- a strip of pleated lace, net, muslin, or other material for trimming or finishing a dress, as at the collar or sleeves.
Origin of ruche
1820–30; < French: literally, beehive < Gallo-Romance *rūsca bark, apparently < Gaulish; compare Welsh rhisg(l) bark, rind
Dictionary.com Unabridged Based on the Random House Unabridged Dictionary, © Random House, Inc. 2018
Examples from the Web for ruched
It was figure-hugging with ruched sides and a deep neckline, and like Ryan, Biden accessorized with a big brooch.Janna Ryan and Jill Biden's Style At The Vice Presidential Debates 2012
October 12, 2012
Her office dress, slit at the bottom and displaying at this moment a neat ankle, was ruched about the neck and sleeves.Little Lost Sister
- a strip of pleated or frilled lawn, lace, etc, used to decorate blouses, dresses, etc, or worn around the neck like a small ruff as in the 16th century
C19: from French, literally: beehive, from Medieval Latin rūsca bark of a tree, of Celtic origin
Collins English Dictionary - Complete & Unabridged 2012 Digital Edition © William Collins Sons & Co. Ltd. 1979, 1986 © HarperCollins Publishers 1998, 2000, 2003, 2005, 2006, 2007, 2009, 2012
Word Origin and History for ruched
"frill," 1827, from French ruche, literally "beehive" (13c.), of Celtic origin (cf. Breton rusken), from Proto-Celtic *rusca "bark." Related: Ruched; ruching.

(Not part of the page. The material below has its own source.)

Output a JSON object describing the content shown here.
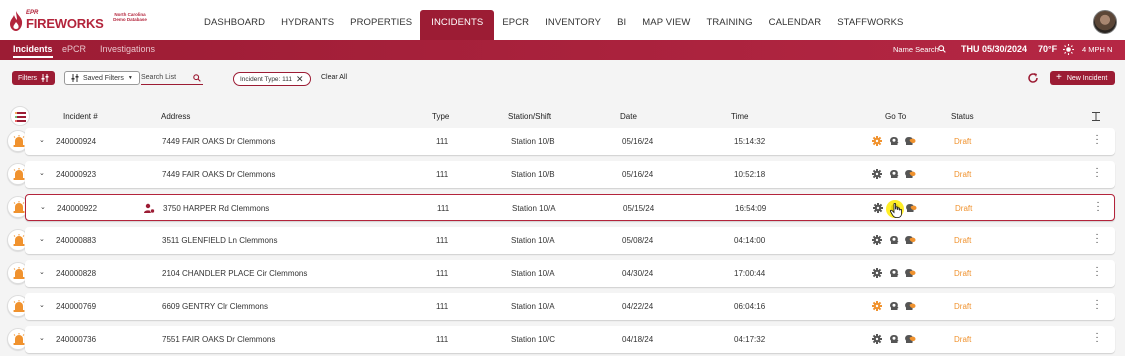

Online Etymology Dictionary, © 2010 Douglas Harper